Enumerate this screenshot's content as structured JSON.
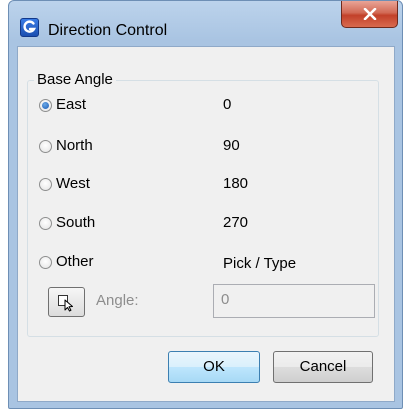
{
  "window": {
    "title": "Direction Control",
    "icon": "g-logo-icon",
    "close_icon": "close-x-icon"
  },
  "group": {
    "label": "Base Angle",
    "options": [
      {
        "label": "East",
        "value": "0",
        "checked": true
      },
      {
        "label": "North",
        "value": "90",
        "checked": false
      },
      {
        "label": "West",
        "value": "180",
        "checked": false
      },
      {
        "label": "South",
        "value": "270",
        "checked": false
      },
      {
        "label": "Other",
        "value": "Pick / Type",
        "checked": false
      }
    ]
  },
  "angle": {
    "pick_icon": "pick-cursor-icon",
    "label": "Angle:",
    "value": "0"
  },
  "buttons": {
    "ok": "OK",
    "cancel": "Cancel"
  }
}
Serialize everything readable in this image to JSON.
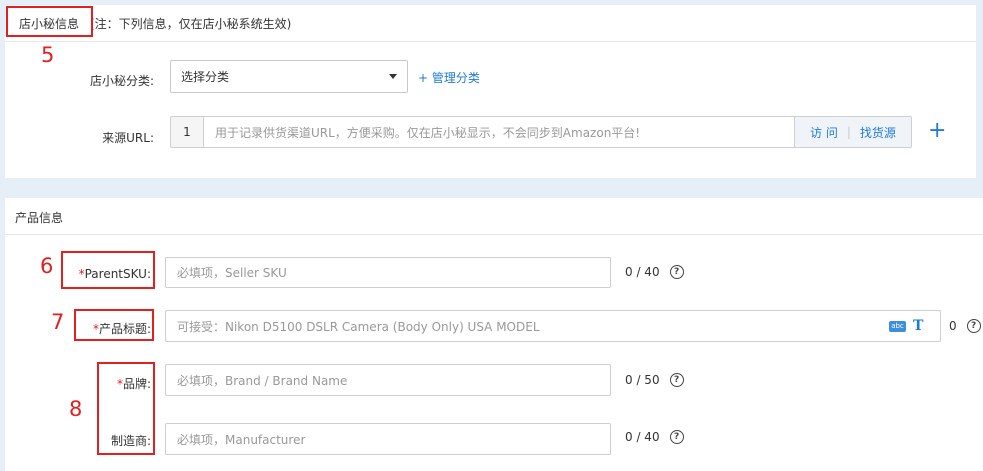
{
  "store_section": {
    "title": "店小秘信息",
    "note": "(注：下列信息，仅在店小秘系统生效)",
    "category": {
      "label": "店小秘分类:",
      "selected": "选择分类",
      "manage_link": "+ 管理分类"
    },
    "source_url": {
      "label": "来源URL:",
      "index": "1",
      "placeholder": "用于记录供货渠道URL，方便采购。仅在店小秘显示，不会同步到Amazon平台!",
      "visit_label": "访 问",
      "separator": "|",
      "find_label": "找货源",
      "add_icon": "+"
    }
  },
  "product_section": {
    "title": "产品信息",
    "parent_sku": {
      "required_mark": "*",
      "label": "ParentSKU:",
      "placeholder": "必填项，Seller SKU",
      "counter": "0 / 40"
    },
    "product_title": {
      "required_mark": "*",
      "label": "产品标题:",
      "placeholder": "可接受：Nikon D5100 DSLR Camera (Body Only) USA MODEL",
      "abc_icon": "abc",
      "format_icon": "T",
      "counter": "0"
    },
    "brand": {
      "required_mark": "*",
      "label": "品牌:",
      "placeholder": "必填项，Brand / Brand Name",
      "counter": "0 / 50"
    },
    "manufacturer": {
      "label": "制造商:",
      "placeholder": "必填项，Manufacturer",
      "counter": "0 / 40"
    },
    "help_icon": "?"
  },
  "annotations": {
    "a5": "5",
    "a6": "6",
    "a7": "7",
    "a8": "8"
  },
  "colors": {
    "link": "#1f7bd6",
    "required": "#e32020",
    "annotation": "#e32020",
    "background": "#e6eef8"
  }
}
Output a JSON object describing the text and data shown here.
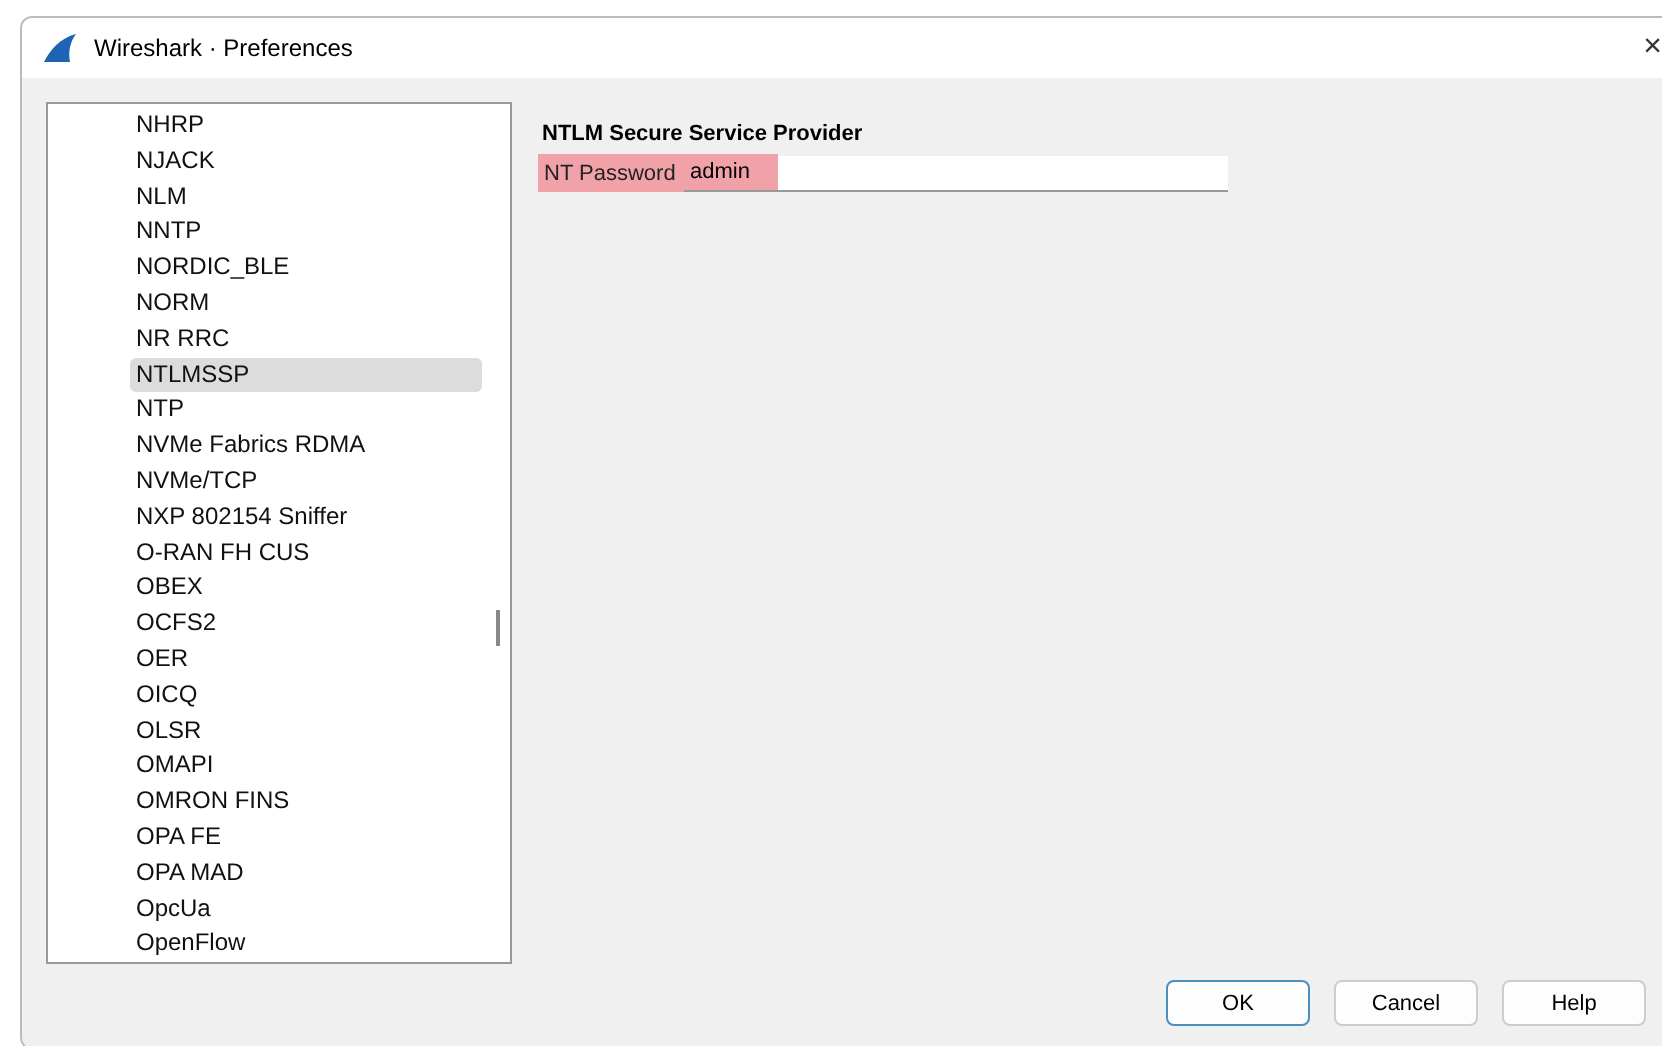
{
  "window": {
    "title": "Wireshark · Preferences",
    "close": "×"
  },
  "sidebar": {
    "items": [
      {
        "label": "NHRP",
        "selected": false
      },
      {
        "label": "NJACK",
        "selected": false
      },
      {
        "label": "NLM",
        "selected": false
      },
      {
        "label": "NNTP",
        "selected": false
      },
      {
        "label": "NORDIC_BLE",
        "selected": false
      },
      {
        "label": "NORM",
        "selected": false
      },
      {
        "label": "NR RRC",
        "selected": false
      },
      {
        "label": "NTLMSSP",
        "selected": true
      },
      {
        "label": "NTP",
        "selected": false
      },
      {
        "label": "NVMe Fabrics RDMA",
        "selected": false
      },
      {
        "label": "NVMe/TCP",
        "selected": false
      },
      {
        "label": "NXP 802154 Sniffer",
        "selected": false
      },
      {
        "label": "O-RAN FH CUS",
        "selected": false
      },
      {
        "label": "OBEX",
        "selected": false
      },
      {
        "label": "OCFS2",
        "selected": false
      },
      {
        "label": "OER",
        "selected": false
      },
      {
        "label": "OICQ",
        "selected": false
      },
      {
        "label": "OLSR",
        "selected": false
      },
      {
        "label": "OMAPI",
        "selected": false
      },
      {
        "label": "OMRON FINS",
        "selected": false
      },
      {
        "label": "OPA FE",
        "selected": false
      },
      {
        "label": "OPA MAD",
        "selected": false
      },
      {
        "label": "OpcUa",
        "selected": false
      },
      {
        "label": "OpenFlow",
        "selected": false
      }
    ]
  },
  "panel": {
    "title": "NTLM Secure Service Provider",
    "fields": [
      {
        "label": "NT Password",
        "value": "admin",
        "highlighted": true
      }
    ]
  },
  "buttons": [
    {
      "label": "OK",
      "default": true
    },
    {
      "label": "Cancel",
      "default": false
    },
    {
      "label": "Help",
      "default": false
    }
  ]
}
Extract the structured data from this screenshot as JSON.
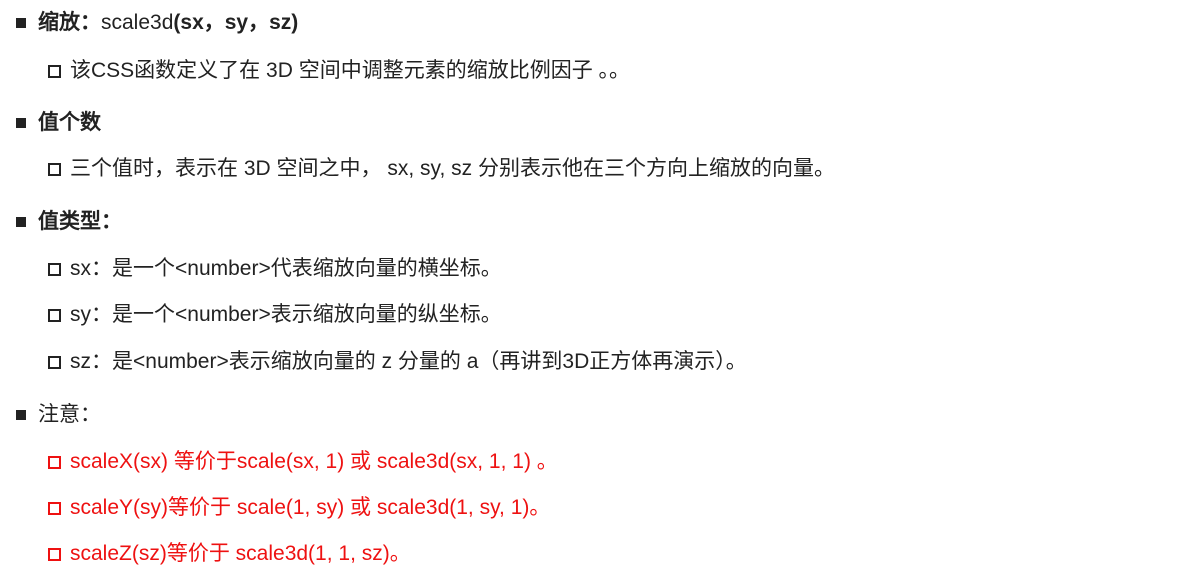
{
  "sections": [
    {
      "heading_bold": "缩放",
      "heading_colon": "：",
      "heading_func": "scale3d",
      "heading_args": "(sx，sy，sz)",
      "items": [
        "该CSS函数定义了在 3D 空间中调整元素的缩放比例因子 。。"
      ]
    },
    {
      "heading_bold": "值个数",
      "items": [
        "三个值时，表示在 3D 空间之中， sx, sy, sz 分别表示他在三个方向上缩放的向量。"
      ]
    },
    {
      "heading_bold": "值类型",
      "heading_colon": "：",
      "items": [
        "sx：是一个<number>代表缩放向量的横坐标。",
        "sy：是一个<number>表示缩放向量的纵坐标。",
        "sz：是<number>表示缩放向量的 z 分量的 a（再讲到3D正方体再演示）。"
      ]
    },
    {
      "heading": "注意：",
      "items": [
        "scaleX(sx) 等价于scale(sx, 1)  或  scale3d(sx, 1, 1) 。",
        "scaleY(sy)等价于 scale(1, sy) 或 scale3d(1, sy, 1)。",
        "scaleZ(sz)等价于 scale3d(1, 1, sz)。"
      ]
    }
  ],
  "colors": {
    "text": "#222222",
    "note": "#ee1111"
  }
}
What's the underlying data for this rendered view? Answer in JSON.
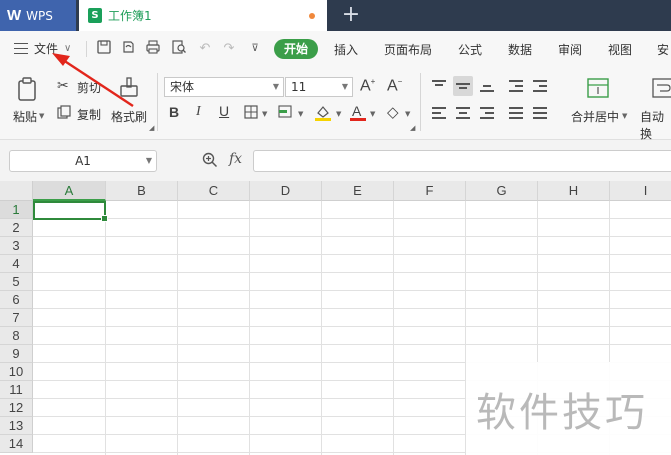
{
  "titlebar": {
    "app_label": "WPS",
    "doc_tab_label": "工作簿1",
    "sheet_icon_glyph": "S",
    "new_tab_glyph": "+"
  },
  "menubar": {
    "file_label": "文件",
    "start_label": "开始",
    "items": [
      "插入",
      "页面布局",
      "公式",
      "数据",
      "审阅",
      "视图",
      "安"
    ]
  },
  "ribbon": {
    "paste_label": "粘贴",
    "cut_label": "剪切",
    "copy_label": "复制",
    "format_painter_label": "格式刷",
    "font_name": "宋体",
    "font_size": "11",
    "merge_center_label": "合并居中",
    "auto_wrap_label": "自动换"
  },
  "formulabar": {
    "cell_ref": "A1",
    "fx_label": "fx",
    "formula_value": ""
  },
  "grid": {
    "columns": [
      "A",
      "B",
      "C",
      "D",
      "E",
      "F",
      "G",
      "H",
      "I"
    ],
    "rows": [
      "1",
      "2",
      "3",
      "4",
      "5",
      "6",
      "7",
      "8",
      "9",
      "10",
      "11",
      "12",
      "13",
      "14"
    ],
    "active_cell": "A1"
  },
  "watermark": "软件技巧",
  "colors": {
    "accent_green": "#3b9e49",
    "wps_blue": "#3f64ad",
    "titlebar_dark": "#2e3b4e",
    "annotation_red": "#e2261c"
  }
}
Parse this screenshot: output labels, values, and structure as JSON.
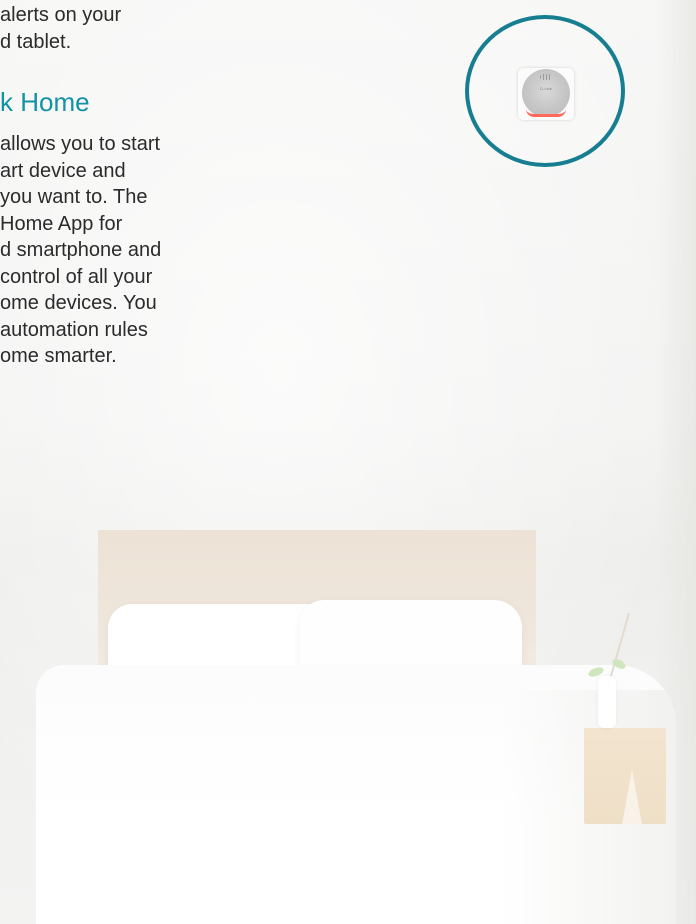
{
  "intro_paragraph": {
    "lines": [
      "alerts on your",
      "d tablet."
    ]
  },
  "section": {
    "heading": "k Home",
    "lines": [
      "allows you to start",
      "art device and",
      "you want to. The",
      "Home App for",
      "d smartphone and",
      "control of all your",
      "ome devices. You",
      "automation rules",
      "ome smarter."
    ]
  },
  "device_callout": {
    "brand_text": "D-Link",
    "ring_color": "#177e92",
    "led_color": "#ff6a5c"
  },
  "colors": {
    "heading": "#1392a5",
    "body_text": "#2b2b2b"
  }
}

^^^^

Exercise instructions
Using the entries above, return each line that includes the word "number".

Solution below
        "sx：是一个<number>代表缩放向量的横坐标。",
        "sy：是一个<number>表示缩放向量的纵坐标。",
        "sz：是<number>表示缩放向量的 z 分量的 a（再讲到3D正方体再演示）。"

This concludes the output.